  9. Misuse of compression/EQ

    So by now, you’ve probably heard of compression and EQ, two tools that are used to sculpt sound. EQ seems straightforward enough, but you should always check which frequency you are modifying, and make sure that you aren’t just randomly turning knobs. To avoid this, use a spectral analysis plugin to view which frequencies your track is using. FL Studio has a decent spectrum analyzer included. Use it in conjunction with EQ to make sure you can see what you’re doing. EDIT: However, you should always use your ears to confirm what you’re seeing on the spectral analyzer, so it doesn’t become a crutch. Real pro’s only need to use their ears. (via this suggestion). And as for compression, it’s understandable why you would not understand which settings to use. Unless you develop your hearing to discern the minute differences when you twiddle with compressor knobs, you won’t really hear what you’re doing. And then it’s easy to use the wrong setting. To avoid this, check common recommendations for whichever instrument/part you’re using. For example, the bass part is usually a 2:1 through 5:1 compression ratio. Ultimately, it’s up to the producer to decide how much or how little compression to use, but if misused, compression can kill the dynamics of a track or just make it sound really bad. Don’t use a compressor/limiter just for its own sake. Use it when you need to keep a high-dynamics sound under control (to prevent clipping, for example).

  10. Autotune abuse

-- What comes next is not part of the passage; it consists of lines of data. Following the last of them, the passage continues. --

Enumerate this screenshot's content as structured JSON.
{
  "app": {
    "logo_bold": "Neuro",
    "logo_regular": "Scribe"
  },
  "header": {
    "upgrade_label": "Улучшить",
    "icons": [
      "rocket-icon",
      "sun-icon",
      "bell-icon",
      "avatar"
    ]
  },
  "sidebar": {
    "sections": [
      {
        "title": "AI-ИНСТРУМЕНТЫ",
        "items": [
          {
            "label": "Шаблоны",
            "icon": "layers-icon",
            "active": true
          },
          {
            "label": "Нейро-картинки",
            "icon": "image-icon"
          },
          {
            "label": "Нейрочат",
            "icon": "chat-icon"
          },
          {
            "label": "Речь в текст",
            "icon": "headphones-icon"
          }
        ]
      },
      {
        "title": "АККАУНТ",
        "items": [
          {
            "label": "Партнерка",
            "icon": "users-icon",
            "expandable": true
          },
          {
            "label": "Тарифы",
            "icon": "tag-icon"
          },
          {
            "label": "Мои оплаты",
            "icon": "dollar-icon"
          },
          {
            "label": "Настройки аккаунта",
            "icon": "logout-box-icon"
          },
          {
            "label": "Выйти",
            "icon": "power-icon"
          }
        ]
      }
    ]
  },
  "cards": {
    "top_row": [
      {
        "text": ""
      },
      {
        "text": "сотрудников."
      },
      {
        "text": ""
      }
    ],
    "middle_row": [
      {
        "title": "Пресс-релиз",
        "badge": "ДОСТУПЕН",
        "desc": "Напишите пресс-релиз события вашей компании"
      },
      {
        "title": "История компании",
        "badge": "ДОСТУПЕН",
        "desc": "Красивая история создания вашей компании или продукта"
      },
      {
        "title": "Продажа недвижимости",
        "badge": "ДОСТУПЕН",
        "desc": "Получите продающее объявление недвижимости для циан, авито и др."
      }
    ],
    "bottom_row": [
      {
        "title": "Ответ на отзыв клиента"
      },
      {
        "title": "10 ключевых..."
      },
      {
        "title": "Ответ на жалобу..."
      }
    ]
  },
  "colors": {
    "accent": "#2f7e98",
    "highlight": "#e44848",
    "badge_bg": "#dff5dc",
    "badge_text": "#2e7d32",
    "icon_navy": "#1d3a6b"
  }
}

    Some of you may think this program is the best thing since sliced bread. Please see HomeTracked’s post about Autotune Abuse to hear some examples of what I’m talking about. Even though the big studios abuse this program, and it’s easy to see why. It turns an amateur singer into a perfectly tuned singing machine. Anyone can sing now! Then the logic continues, “why should I learn to sing if I have autotune?”. Then it becomes a crutch, and demonstrates that you are an amateur. Not to mention it’s overdone. Cher was the first pop star to use it, so you know you should avoid it if you’re into making REAL electronic music.